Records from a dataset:
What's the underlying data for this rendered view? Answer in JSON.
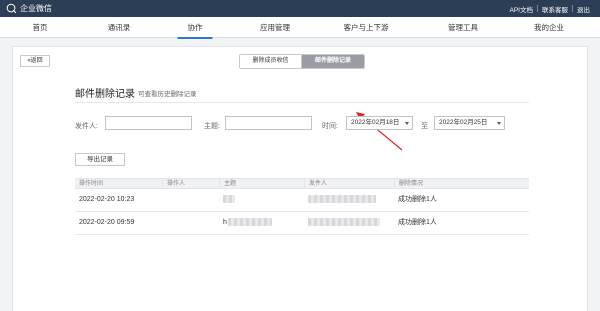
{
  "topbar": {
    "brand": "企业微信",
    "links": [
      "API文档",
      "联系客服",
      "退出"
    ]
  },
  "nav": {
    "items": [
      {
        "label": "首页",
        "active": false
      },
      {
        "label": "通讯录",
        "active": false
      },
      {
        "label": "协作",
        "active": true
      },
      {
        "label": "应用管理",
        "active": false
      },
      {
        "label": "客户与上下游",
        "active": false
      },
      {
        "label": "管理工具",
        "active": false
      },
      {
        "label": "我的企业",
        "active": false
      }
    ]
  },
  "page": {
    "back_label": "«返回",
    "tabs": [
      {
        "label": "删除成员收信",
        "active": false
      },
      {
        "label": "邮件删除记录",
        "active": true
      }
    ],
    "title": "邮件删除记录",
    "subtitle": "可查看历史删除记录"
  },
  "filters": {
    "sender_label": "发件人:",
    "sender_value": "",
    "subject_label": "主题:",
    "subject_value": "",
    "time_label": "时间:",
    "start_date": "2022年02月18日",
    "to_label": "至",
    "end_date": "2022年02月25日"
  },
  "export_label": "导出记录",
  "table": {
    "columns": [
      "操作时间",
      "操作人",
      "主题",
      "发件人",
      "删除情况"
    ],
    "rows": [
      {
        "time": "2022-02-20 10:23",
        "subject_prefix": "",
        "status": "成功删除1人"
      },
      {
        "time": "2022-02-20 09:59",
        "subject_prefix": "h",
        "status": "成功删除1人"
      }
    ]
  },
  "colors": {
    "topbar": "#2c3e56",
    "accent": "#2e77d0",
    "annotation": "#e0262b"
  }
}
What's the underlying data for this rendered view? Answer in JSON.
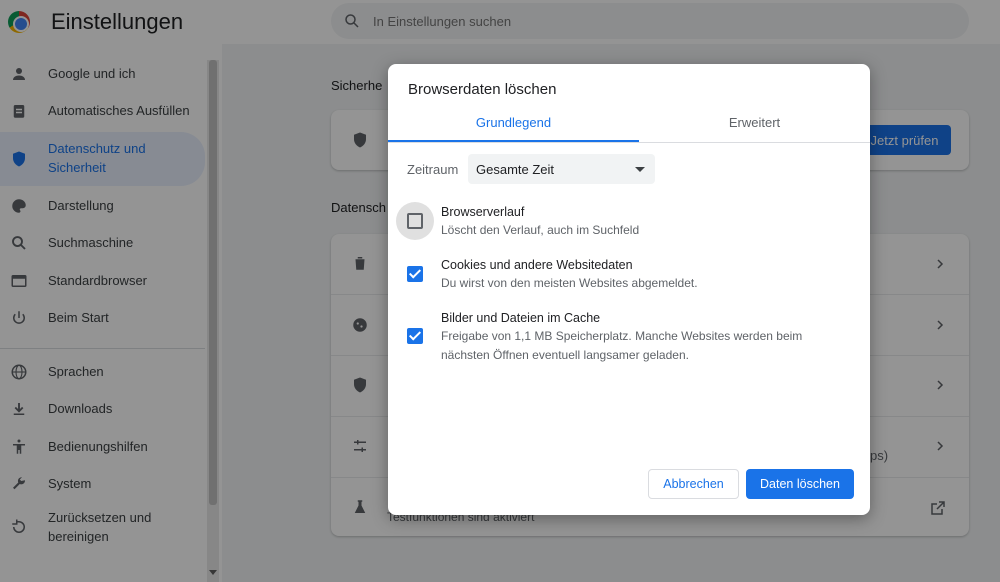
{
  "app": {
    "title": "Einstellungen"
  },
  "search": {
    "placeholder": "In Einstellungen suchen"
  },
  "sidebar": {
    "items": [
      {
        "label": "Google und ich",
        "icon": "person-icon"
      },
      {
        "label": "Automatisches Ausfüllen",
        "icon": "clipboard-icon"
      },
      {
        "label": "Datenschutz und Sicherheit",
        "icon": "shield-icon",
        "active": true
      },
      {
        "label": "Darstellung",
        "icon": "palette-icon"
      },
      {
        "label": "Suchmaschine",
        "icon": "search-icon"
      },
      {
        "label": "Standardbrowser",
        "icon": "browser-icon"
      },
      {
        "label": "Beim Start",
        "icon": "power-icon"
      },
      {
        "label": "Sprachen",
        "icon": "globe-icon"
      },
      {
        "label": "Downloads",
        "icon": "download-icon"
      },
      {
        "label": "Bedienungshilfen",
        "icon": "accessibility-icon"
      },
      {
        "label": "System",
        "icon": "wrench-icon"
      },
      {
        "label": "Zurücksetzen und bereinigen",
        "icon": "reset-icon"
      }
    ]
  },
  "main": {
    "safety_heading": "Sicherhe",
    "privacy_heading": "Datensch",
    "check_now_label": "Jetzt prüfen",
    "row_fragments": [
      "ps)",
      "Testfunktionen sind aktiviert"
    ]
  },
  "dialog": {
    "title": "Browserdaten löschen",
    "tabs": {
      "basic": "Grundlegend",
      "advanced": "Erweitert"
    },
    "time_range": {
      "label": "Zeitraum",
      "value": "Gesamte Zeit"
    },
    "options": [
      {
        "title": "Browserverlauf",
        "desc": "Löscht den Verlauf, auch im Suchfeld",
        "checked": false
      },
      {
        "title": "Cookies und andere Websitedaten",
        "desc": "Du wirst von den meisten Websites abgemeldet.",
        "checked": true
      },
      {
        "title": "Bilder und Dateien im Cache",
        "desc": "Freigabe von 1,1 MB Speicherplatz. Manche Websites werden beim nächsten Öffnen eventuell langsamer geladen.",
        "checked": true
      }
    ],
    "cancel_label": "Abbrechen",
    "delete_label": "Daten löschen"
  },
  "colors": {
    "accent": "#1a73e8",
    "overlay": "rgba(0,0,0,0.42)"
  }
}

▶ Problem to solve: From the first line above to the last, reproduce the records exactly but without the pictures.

▶ Expected answer:
What's the underlying data for this rendered view? Answer in JSON.
{
  "topbar": {
    "brand": "企业微信",
    "links": [
      "API文档",
      "联系客服",
      "退出"
    ]
  },
  "nav": {
    "items": [
      {
        "label": "首页",
        "active": false
      },
      {
        "label": "通讯录",
        "active": false
      },
      {
        "label": "协作",
        "active": true
      },
      {
        "label": "应用管理",
        "active": false
      },
      {
        "label": "客户与上下游",
        "active": false
      },
      {
        "label": "管理工具",
        "active": false
      },
      {
        "label": "我的企业",
        "active": false
      }
    ]
  },
  "page": {
    "back_label": "«返回",
    "tabs": [
      {
        "label": "删除成员收信",
        "active": false
      },
      {
        "label": "邮件删除记录",
        "active": true
      }
    ],
    "title": "邮件删除记录",
    "subtitle": "可查看历史删除记录"
  },
  "filters": {
    "sender_label": "发件人:",
    "sender_value": "",
    "subject_label": "主题:",
    "subject_value": "",
    "time_label": "时间:",
    "start_date": "2022年02月18日",
    "to_label": "至",
    "end_date": "2022年02月25日"
  },
  "export_label": "导出记录",
  "table": {
    "columns": [
      "操作时间",
      "操作人",
      "主题",
      "发件人",
      "删除情况"
    ],
    "rows": [
      {
        "time": "2022-02-20 10:23",
        "subject_prefix": "",
        "status": "成功删除1人"
      },
      {
        "time": "2022-02-20 09:59",
        "subject_prefix": "h",
        "status": "成功删除1人"
      }
    ]
  },
  "colors": {
    "topbar": "#2c3e56",
    "accent": "#2e77d0",
    "annotation": "#e0262b"
  }
}
What's the underlying data for this rendered view? Answer in JSON.
{
  "app": {
    "title": "Einstellungen"
  },
  "search": {
    "placeholder": "In Einstellungen suchen"
  },
  "sidebar": {
    "items": [
      {
        "label": "Google und ich",
        "icon": "person-icon"
      },
      {
        "label": "Automatisches Ausfüllen",
        "icon": "clipboard-icon"
      },
      {
        "label": "Datenschutz und Sicherheit",
        "icon": "shield-icon",
        "active": true
      },
      {
        "label": "Darstellung",
        "icon": "palette-icon"
      },
      {
        "label": "Suchmaschine",
        "icon": "search-icon"
      },
      {
        "label": "Standardbrowser",
        "icon": "browser-icon"
      },
      {
        "label": "Beim Start",
        "icon": "power-icon"
      },
      {
        "label": "Sprachen",
        "icon": "globe-icon"
      },
      {
        "label": "Downloads",
        "icon": "download-icon"
      },
      {
        "label": "Bedienungshilfen",
        "icon": "accessibility-icon"
      },
      {
        "label": "System",
        "icon": "wrench-icon"
      },
      {
        "label": "Zurücksetzen und bereinigen",
        "icon": "reset-icon"
      }
    ]
  },
  "main": {
    "safety_heading": "Sicherhe",
    "privacy_heading": "Datensch",
    "check_now_label": "Jetzt prüfen",
    "row_fragments": [
      "ps)",
      "Testfunktionen sind aktiviert"
    ]
  },
  "dialog": {
    "title": "Browserdaten löschen",
    "tabs": {
      "basic": "Grundlegend",
      "advanced": "Erweitert"
    },
    "time_range": {
      "label": "Zeitraum",
      "value": "Gesamte Zeit"
    },
    "options": [
      {
        "title": "Browserverlauf",
        "desc": "Löscht den Verlauf, auch im Suchfeld",
        "checked": false
      },
      {
        "title": "Cookies und andere Websitedaten",
        "desc": "Du wirst von den meisten Websites abgemeldet.",
        "checked": true
      },
      {
        "title": "Bilder und Dateien im Cache",
        "desc": "Freigabe von 1,1 MB Speicherplatz. Manche Websites werden beim nächsten Öffnen eventuell langsamer geladen.",
        "checked": true
      }
    ],
    "cancel_label": "Abbrechen",
    "delete_label": "Daten löschen"
  },
  "colors": {
    "accent": "#1a73e8",
    "overlay": "rgba(0,0,0,0.42)"
  }
}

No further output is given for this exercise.